__Dataset rows describing interfaces__.
-=-=-=-=-

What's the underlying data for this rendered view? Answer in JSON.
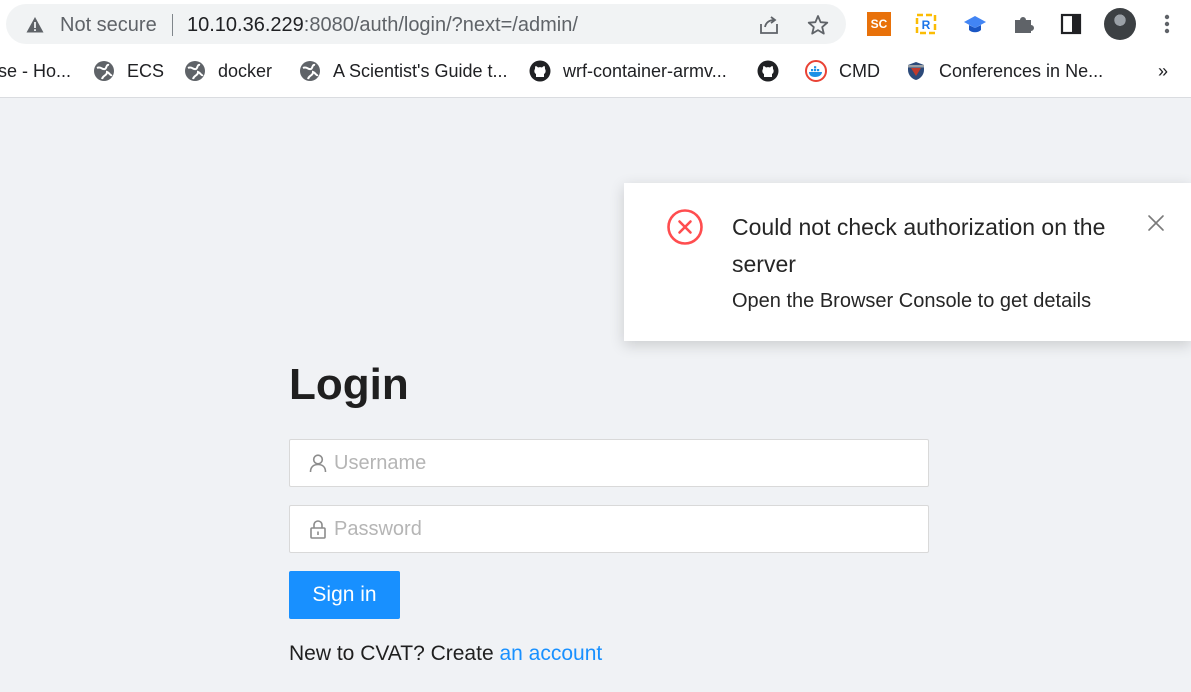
{
  "browser": {
    "security_label": "Not secure",
    "url_host": "10.10.36.229",
    "url_rest": ":8080/auth/login/?next=/admin/",
    "extensions": [
      {
        "name": "SC",
        "label": "SC"
      }
    ],
    "bookmarks": [
      {
        "label": "se - Ho...",
        "icon": "none"
      },
      {
        "label": "ECS",
        "icon": "globe-icon"
      },
      {
        "label": "docker",
        "icon": "globe-icon"
      },
      {
        "label": "A Scientist's Guide t...",
        "icon": "globe-icon"
      },
      {
        "label": "wrf-container-armv...",
        "icon": "github-icon"
      },
      {
        "label": "",
        "icon": "github-icon"
      },
      {
        "label": "CMD",
        "icon": "docker-icon"
      },
      {
        "label": "Conferences in Ne...",
        "icon": "shield-icon"
      }
    ],
    "more_bookmarks": "»"
  },
  "login": {
    "title": "Login",
    "username_placeholder": "Username",
    "password_placeholder": "Password",
    "signin_label": "Sign in",
    "create_prefix": "New to CVAT? Create ",
    "create_link": "an account"
  },
  "notification": {
    "type": "error",
    "title": "Could not check authorization on the server",
    "description": "Open the Browser Console to get details",
    "icon": "error-circle-icon"
  },
  "colors": {
    "primary": "#1890ff",
    "error": "#ff4d4f",
    "background": "#f0f2f5"
  }
}
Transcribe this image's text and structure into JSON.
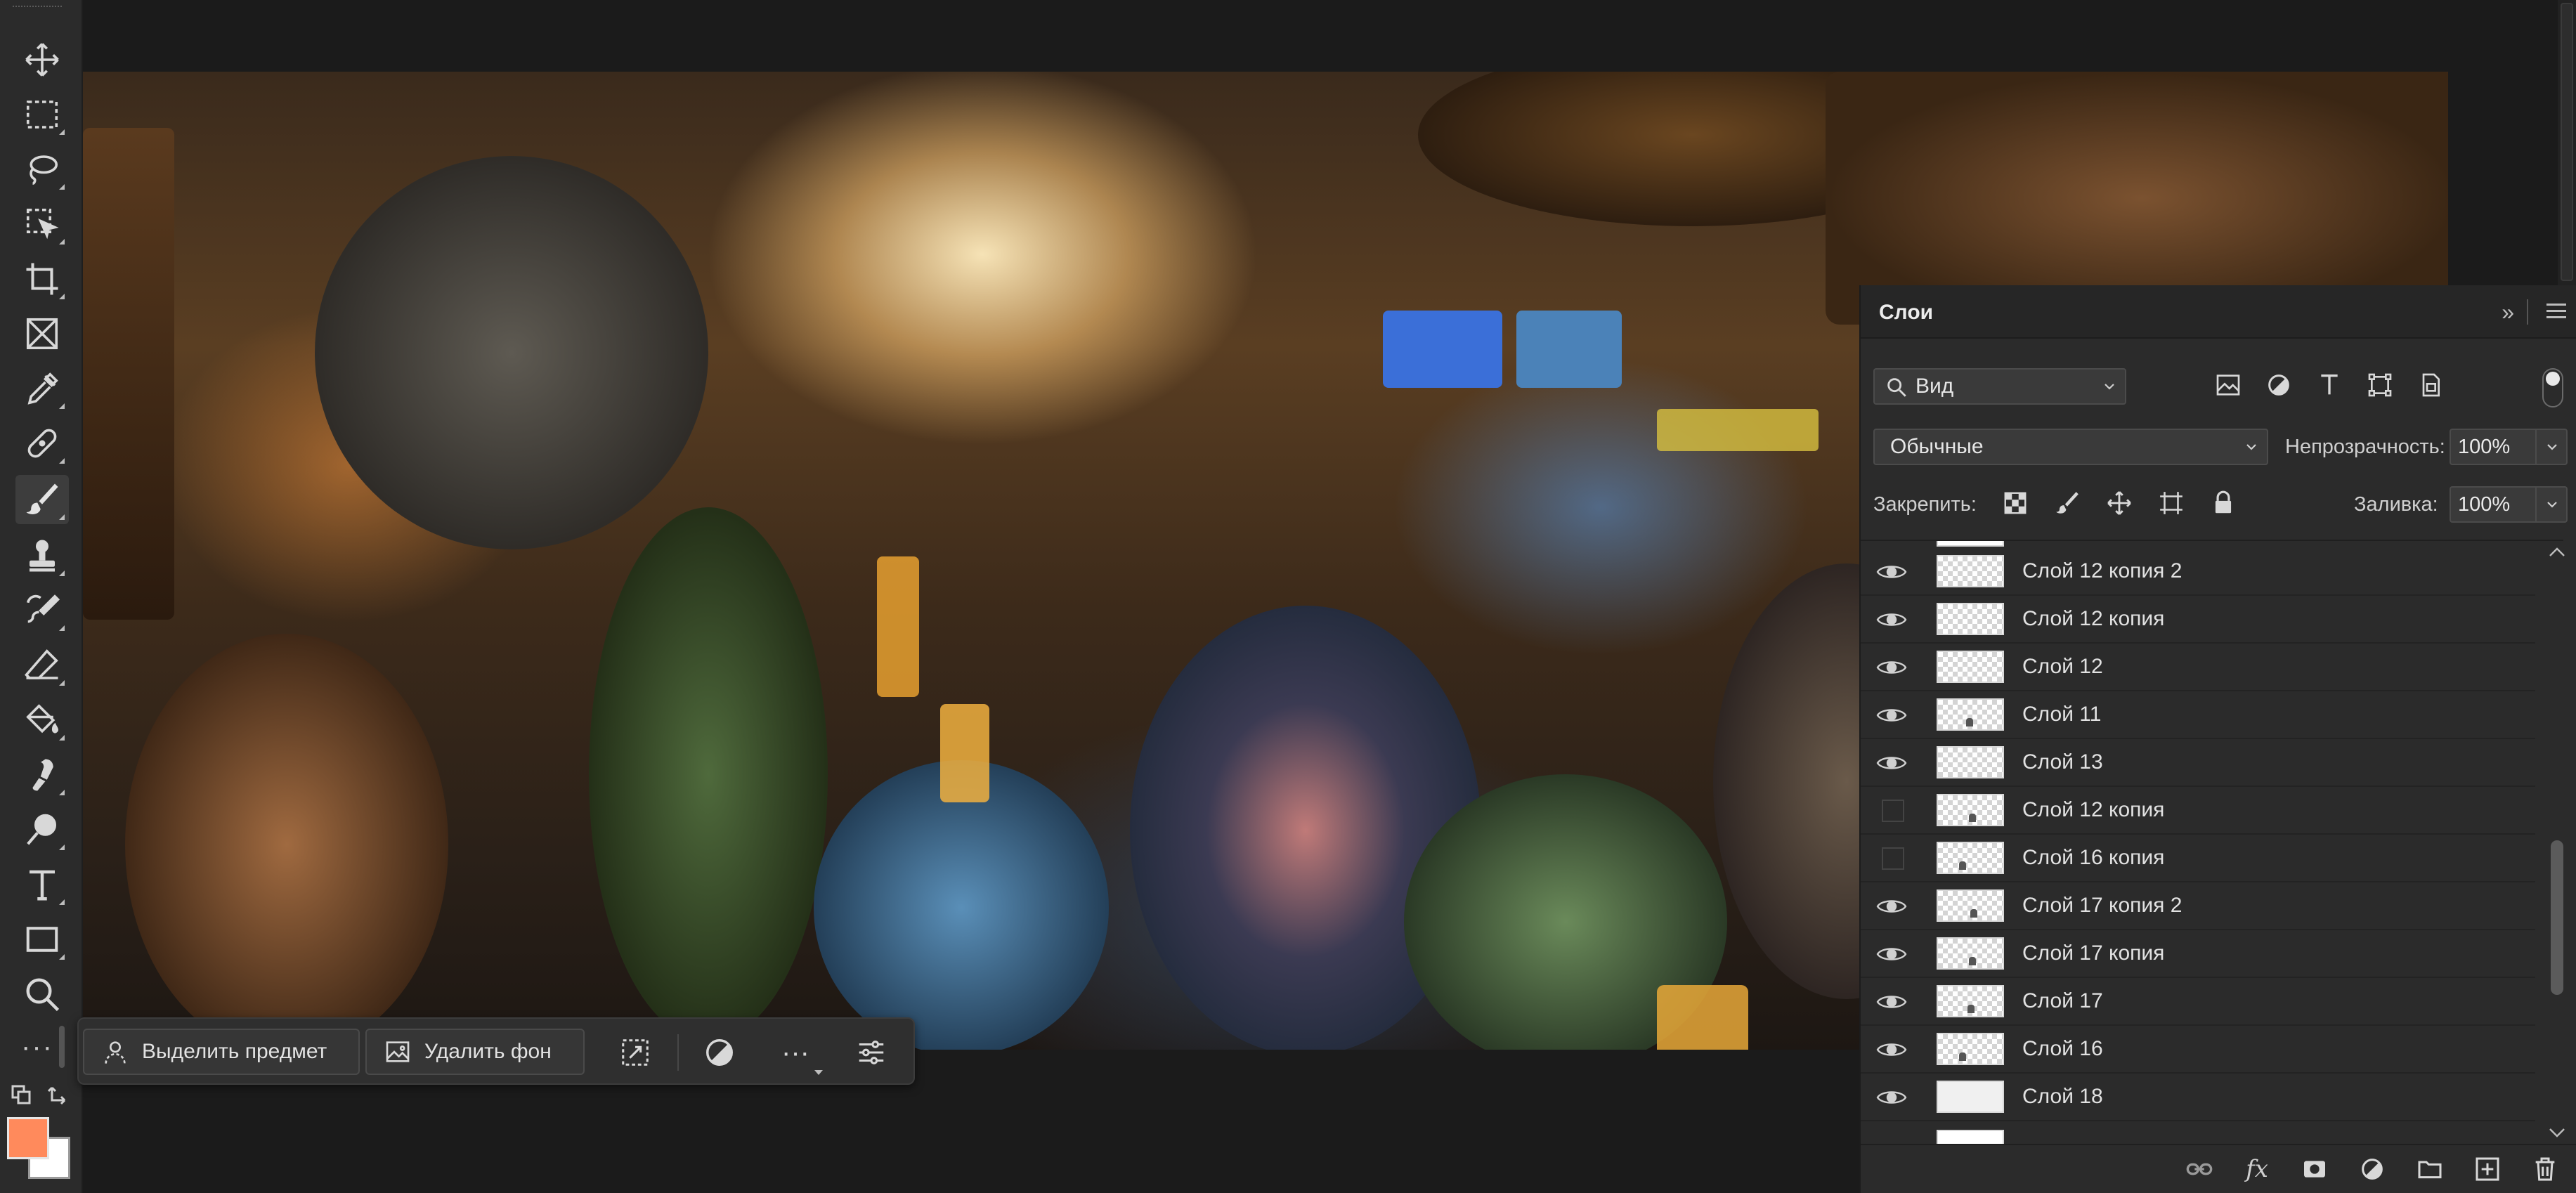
{
  "toolbar": {
    "tools": [
      {
        "name": "move-icon"
      },
      {
        "name": "marquee-icon"
      },
      {
        "name": "lasso-icon"
      },
      {
        "name": "object-select-icon"
      },
      {
        "name": "crop-icon"
      },
      {
        "name": "frame-icon"
      },
      {
        "name": "eyedropper-icon"
      },
      {
        "name": "healing-brush-icon"
      },
      {
        "name": "brush-icon",
        "active": true
      },
      {
        "name": "clone-stamp-icon"
      },
      {
        "name": "history-brush-icon"
      },
      {
        "name": "eraser-icon"
      },
      {
        "name": "paint-bucket-icon"
      },
      {
        "name": "smudge-icon"
      },
      {
        "name": "dodge-icon"
      },
      {
        "name": "type-icon"
      },
      {
        "name": "rectangle-icon"
      },
      {
        "name": "zoom-icon"
      }
    ],
    "more_label": "···",
    "foreground_color": "#ff8a5c",
    "background_color": "#ffffff"
  },
  "taskbar": {
    "select_subject_label": "Выделить предмет",
    "remove_bg_label": "Удалить фон",
    "more_label": "···"
  },
  "layers_panel": {
    "title": "Слои",
    "filter_kind": "Вид",
    "blend_mode": "Обычные",
    "opacity_label": "Непрозрачность:",
    "opacity_value": "100%",
    "lock_label": "Закрепить:",
    "fill_label": "Заливка:",
    "fill_value": "100%",
    "layers": [
      {
        "name": "Слой 12 копия 2",
        "visible": true
      },
      {
        "name": "Слой 12 копия",
        "visible": true
      },
      {
        "name": "Слой 12",
        "visible": true
      },
      {
        "name": "Слой 11",
        "visible": true
      },
      {
        "name": "Слой 13",
        "visible": true
      },
      {
        "name": "Слой 12 копия",
        "visible": false
      },
      {
        "name": "Слой 16 копия",
        "visible": false
      },
      {
        "name": "Слой 17 копия 2",
        "visible": true
      },
      {
        "name": "Слой 17 копия",
        "visible": true
      },
      {
        "name": "Слой 17",
        "visible": true
      },
      {
        "name": "Слой 16",
        "visible": true
      },
      {
        "name": "Слой 18",
        "visible": true
      }
    ],
    "footer_fx_label": "fx"
  },
  "colors": {
    "panel_bg": "#2b2b2b",
    "app_bg": "#1b1b1b",
    "foreground": "#ff8a5c"
  }
}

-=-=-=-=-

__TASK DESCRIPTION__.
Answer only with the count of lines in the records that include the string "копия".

__REPLY__.
6